Records contained in a dataset
###

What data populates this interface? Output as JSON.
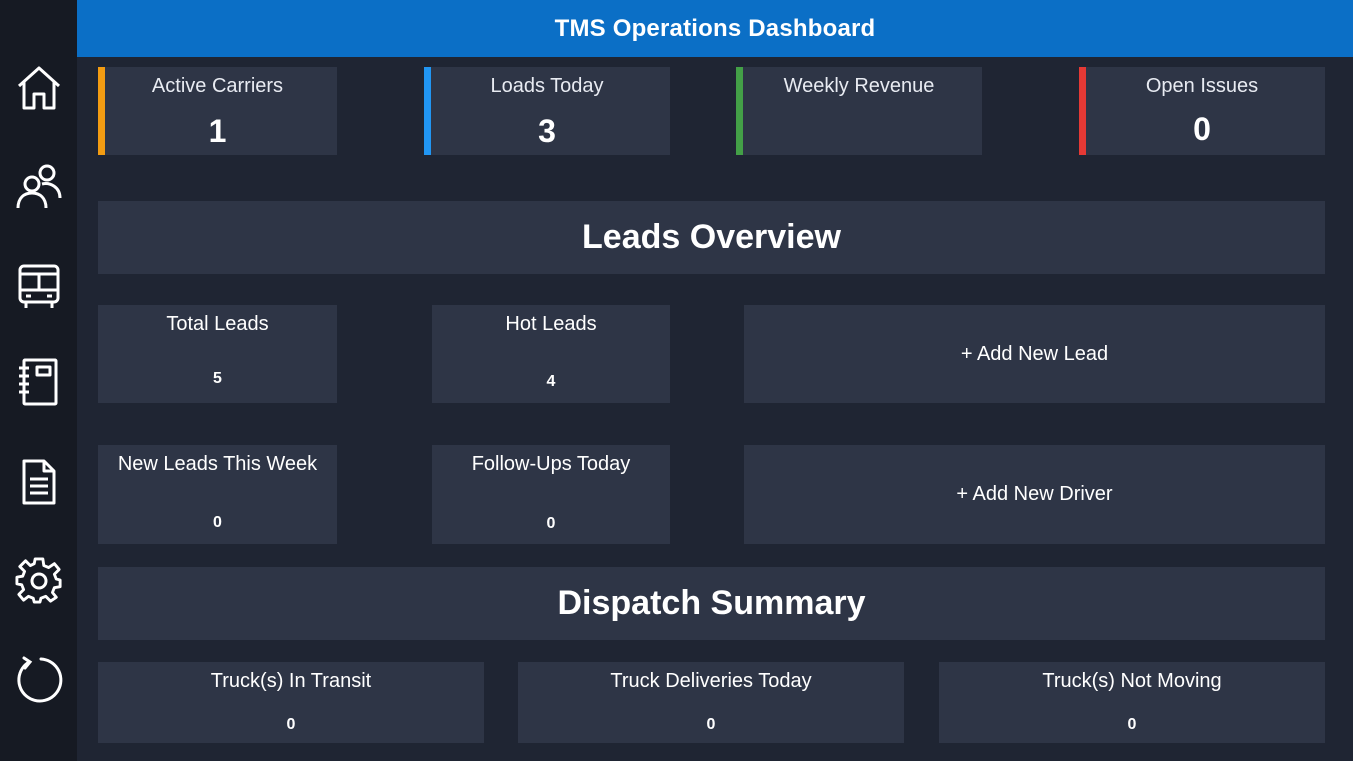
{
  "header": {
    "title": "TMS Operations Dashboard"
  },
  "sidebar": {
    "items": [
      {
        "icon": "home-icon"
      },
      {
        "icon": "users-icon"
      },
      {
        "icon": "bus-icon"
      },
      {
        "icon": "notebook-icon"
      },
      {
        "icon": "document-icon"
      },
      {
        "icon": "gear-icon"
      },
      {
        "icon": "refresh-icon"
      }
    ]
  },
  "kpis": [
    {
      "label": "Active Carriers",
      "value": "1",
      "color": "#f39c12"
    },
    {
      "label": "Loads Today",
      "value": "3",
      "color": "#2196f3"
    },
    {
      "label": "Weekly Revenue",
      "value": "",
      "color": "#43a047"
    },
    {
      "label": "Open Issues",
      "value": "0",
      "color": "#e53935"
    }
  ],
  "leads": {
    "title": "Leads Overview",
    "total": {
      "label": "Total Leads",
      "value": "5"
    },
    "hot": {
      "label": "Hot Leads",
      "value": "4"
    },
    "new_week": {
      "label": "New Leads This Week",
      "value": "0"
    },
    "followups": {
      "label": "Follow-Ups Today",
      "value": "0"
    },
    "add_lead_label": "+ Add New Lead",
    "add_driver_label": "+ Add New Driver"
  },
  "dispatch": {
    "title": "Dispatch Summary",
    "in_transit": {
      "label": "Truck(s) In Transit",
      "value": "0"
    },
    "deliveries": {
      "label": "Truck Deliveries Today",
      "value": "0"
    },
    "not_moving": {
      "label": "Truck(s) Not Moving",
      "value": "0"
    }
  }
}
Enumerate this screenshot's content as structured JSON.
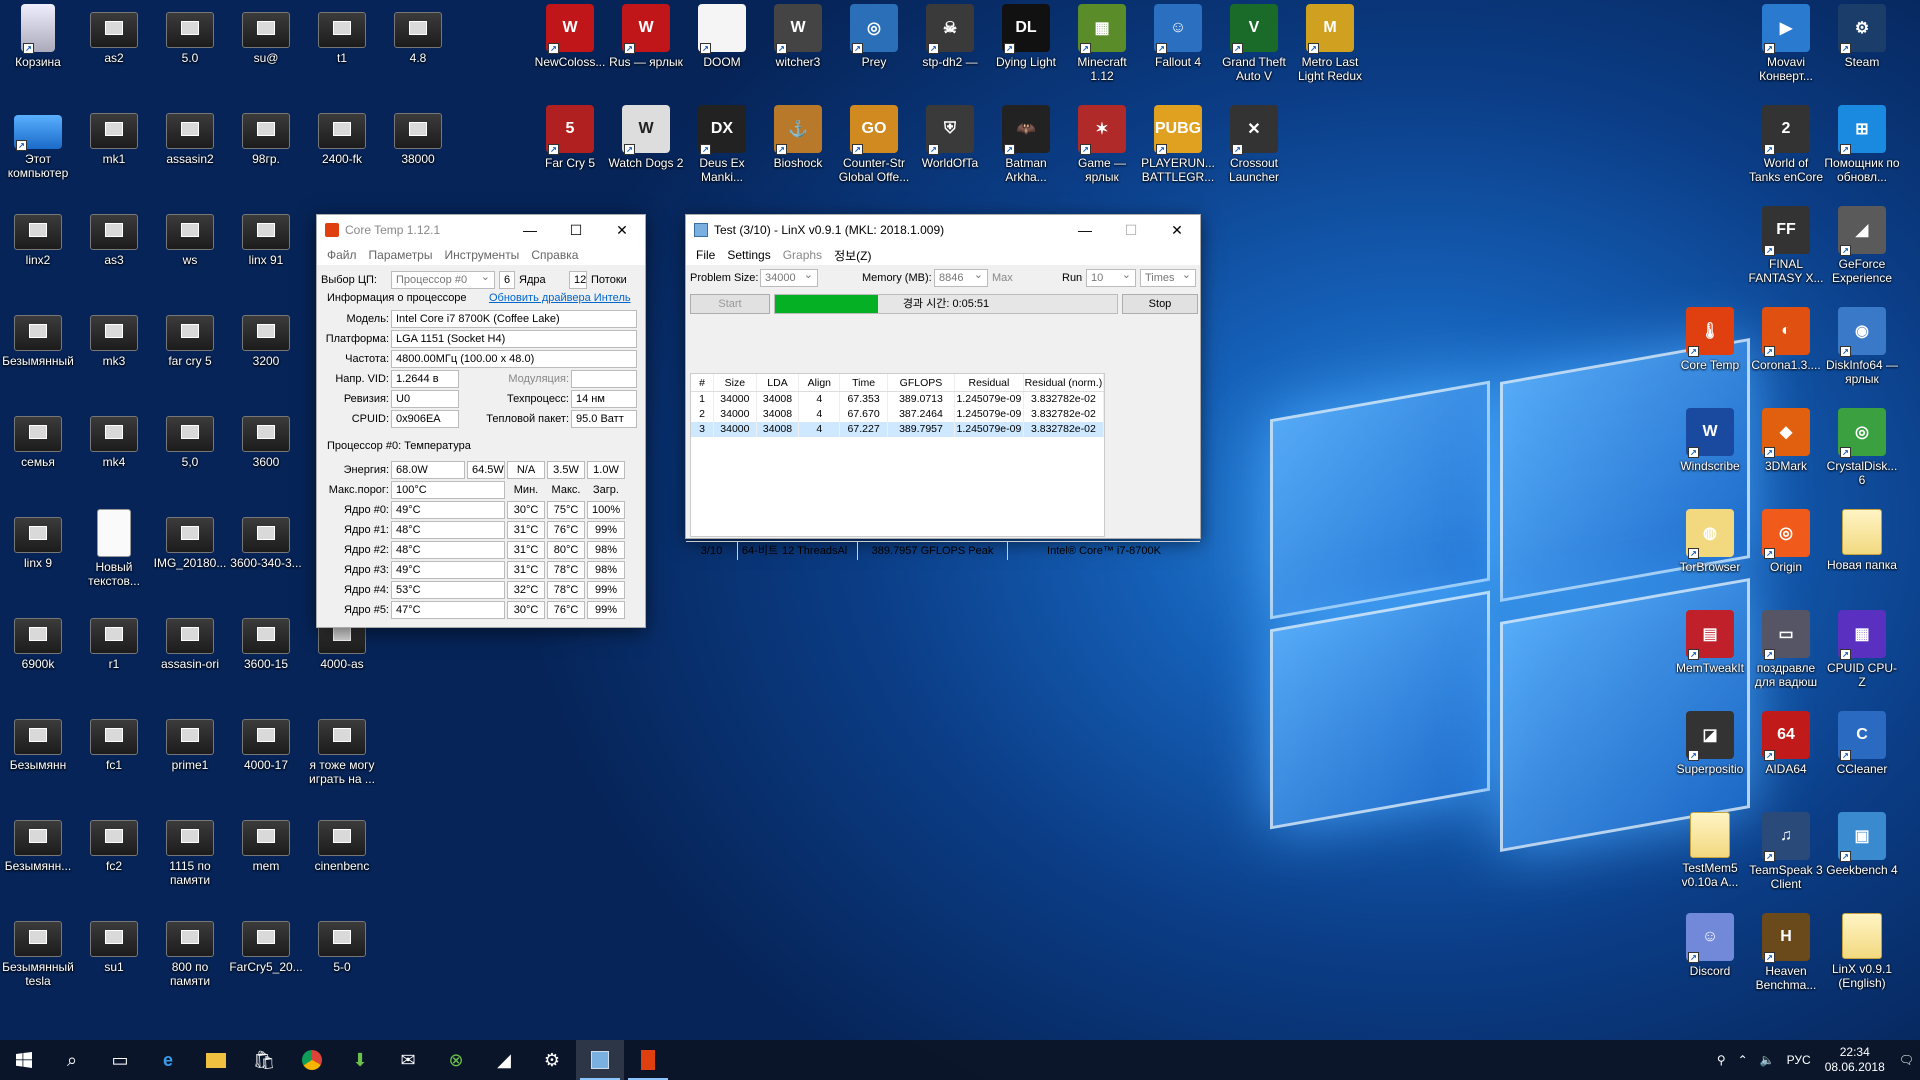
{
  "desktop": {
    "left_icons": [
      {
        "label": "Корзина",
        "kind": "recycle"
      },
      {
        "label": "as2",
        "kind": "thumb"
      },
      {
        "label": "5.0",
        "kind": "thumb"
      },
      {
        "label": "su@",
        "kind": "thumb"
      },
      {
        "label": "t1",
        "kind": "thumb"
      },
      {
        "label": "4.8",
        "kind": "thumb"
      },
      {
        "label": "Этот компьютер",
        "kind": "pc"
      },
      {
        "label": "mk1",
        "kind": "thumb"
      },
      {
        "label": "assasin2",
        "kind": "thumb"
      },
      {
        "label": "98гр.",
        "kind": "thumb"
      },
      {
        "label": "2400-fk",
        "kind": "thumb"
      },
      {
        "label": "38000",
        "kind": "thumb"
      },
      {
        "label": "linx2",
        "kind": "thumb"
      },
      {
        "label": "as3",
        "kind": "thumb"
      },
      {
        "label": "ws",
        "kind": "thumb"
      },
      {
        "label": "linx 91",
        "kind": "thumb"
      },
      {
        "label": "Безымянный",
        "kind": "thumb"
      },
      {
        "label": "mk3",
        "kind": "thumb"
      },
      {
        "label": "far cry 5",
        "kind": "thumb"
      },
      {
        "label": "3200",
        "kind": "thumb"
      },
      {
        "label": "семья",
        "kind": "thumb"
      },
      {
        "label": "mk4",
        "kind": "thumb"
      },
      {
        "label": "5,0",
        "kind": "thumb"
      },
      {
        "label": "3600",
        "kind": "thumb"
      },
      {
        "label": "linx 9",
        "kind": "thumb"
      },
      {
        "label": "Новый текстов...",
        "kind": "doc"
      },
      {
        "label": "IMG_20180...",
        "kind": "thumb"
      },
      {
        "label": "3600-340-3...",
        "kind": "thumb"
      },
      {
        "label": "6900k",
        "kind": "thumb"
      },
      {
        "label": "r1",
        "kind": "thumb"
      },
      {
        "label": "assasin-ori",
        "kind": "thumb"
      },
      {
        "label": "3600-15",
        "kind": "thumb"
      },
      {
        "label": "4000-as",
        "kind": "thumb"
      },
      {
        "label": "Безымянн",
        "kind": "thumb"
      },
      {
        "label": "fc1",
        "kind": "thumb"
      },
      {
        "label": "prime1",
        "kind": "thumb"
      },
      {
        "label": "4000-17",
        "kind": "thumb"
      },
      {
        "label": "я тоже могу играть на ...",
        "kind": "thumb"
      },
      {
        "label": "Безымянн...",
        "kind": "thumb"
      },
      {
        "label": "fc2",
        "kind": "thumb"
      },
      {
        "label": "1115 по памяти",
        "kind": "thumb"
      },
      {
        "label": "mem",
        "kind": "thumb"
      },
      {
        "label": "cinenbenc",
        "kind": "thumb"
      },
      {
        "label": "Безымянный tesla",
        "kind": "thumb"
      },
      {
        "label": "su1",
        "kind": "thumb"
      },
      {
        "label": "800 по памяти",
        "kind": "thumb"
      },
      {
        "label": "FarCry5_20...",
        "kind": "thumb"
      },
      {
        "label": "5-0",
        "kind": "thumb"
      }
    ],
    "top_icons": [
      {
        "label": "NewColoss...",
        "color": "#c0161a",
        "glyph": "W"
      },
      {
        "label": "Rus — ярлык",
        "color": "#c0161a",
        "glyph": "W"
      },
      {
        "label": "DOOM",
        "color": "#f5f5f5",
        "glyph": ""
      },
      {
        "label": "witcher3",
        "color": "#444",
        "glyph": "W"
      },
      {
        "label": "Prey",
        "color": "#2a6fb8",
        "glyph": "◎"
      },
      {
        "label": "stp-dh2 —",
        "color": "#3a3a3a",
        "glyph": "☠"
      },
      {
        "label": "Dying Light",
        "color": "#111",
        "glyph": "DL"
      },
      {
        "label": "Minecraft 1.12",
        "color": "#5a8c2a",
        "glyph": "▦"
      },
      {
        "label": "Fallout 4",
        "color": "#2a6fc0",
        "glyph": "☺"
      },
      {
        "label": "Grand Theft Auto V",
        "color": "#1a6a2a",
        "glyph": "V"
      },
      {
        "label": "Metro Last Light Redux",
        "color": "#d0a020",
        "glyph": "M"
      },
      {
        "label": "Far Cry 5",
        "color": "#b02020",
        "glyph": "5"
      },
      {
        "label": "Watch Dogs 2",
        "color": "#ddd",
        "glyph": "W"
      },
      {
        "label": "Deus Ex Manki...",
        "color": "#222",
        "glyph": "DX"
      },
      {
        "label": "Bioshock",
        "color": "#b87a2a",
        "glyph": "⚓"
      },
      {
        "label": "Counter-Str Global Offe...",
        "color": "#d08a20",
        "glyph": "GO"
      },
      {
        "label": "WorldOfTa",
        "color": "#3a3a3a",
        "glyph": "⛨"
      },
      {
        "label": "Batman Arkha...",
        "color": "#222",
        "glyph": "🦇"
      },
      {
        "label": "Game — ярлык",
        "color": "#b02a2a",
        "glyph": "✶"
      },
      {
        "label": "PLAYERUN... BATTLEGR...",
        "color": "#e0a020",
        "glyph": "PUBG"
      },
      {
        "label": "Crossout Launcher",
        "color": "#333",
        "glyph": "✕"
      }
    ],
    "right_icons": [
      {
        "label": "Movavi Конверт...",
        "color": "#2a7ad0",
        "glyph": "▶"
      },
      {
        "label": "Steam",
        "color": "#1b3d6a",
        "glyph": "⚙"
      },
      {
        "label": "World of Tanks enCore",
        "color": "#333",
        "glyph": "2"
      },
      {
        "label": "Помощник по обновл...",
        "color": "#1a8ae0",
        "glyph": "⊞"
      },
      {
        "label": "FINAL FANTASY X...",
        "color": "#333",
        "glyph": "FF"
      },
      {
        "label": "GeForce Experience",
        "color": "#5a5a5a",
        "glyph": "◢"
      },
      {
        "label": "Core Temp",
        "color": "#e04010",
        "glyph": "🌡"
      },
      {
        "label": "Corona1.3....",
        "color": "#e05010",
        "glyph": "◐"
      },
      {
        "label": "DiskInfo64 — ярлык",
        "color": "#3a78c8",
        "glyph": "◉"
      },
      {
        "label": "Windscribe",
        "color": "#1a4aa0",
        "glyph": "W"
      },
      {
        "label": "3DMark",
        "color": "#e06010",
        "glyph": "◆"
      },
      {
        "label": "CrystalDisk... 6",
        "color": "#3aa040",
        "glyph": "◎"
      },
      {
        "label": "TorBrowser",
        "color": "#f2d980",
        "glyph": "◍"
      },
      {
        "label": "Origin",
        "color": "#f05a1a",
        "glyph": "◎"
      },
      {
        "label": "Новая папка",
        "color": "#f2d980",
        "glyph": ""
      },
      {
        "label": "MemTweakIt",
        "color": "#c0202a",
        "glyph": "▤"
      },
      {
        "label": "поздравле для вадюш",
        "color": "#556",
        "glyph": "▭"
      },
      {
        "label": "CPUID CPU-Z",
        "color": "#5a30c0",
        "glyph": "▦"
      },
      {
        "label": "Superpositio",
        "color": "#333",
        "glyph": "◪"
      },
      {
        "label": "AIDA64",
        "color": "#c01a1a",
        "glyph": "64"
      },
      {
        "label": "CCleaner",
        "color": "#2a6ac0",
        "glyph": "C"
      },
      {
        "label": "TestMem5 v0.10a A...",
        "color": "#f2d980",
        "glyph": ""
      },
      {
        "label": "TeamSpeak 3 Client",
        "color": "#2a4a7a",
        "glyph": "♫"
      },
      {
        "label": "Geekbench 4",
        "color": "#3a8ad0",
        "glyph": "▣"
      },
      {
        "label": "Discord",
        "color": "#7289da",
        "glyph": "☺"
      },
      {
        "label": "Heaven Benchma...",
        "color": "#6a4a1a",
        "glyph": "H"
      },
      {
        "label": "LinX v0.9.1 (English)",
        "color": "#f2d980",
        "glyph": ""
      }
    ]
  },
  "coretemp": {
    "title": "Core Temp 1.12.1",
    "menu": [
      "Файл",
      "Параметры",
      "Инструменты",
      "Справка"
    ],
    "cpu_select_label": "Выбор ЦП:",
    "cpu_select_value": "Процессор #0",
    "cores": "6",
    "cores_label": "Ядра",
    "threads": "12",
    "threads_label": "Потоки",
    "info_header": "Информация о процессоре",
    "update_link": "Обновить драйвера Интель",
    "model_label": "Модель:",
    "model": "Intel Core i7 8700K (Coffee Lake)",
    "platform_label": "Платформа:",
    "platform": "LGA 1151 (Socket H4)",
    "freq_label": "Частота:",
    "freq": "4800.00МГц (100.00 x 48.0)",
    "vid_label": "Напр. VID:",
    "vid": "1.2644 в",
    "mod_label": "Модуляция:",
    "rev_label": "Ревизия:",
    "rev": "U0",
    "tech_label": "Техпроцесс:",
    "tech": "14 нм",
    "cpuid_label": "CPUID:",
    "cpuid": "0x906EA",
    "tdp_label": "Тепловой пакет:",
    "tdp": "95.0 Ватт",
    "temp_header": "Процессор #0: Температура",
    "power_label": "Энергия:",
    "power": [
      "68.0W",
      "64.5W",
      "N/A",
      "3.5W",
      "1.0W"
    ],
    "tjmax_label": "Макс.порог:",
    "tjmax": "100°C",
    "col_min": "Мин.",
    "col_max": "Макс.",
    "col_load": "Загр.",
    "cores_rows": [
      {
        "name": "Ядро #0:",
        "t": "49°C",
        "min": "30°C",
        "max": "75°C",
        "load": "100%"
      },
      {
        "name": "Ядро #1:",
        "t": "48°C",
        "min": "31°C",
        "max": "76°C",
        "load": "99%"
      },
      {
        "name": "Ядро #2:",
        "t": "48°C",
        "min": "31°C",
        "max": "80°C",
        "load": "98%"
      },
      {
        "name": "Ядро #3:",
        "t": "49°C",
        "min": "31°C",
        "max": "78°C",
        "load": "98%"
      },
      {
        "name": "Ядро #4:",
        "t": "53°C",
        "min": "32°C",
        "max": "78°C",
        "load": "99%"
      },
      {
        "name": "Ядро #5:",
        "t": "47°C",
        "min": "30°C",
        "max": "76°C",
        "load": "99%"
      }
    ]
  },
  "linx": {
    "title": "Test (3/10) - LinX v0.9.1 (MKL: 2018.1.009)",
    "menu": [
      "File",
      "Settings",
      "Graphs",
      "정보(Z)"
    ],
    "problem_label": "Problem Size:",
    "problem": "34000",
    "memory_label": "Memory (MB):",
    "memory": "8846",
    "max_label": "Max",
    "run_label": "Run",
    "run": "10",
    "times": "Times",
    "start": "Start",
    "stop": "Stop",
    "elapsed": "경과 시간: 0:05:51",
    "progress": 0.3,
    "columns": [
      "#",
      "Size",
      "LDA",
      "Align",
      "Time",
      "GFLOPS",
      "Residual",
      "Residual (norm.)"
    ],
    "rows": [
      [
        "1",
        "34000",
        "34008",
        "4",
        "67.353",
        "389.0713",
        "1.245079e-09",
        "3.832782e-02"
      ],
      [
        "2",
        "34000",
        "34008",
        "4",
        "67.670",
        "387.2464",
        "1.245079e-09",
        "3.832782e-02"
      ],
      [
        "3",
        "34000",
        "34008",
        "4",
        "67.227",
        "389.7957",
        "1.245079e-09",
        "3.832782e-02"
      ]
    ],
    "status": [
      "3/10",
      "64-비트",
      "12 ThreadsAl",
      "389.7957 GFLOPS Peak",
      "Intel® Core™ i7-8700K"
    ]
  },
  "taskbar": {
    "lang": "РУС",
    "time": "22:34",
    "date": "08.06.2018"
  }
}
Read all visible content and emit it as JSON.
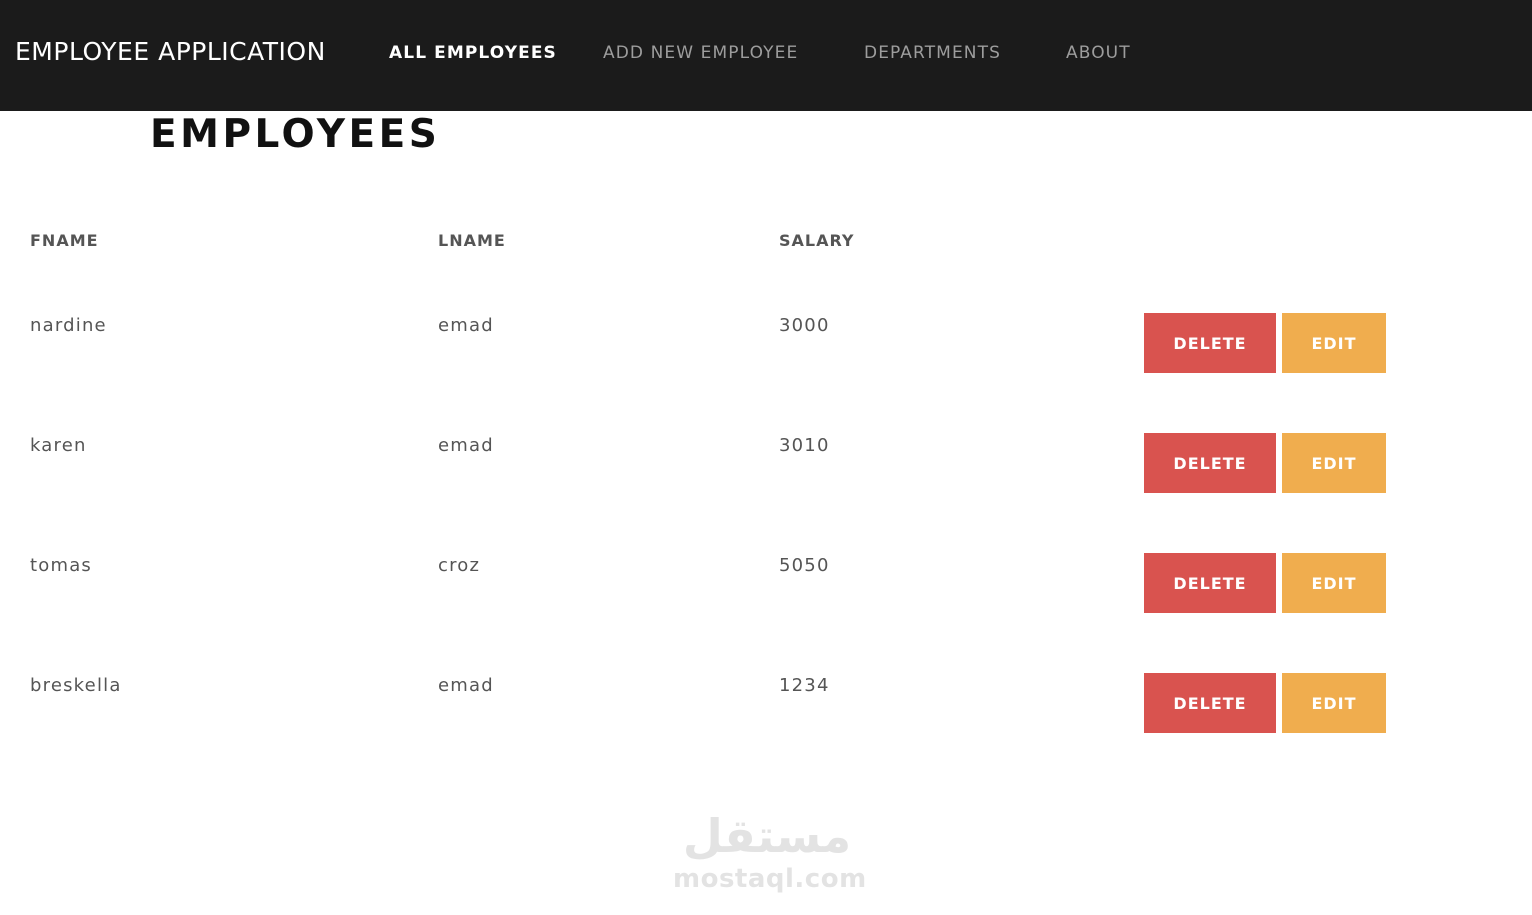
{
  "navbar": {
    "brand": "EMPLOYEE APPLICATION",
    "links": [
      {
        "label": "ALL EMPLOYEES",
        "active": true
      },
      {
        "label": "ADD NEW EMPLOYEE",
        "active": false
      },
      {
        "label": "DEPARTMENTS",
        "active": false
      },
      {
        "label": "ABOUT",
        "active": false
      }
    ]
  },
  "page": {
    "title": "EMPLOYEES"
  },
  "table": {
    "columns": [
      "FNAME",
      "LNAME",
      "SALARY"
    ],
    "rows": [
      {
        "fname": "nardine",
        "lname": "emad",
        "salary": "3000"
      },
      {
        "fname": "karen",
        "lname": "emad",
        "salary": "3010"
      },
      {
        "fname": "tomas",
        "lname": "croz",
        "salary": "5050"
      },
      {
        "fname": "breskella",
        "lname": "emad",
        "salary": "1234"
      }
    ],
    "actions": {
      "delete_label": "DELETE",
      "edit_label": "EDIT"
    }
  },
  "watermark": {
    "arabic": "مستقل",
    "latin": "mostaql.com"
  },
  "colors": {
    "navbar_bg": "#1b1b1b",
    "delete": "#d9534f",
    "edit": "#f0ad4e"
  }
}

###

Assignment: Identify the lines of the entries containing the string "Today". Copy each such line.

Result:
      "label": "Loads Today",
      "label": "Follow-Ups Today",
      "label": "Truck Deliveries Today",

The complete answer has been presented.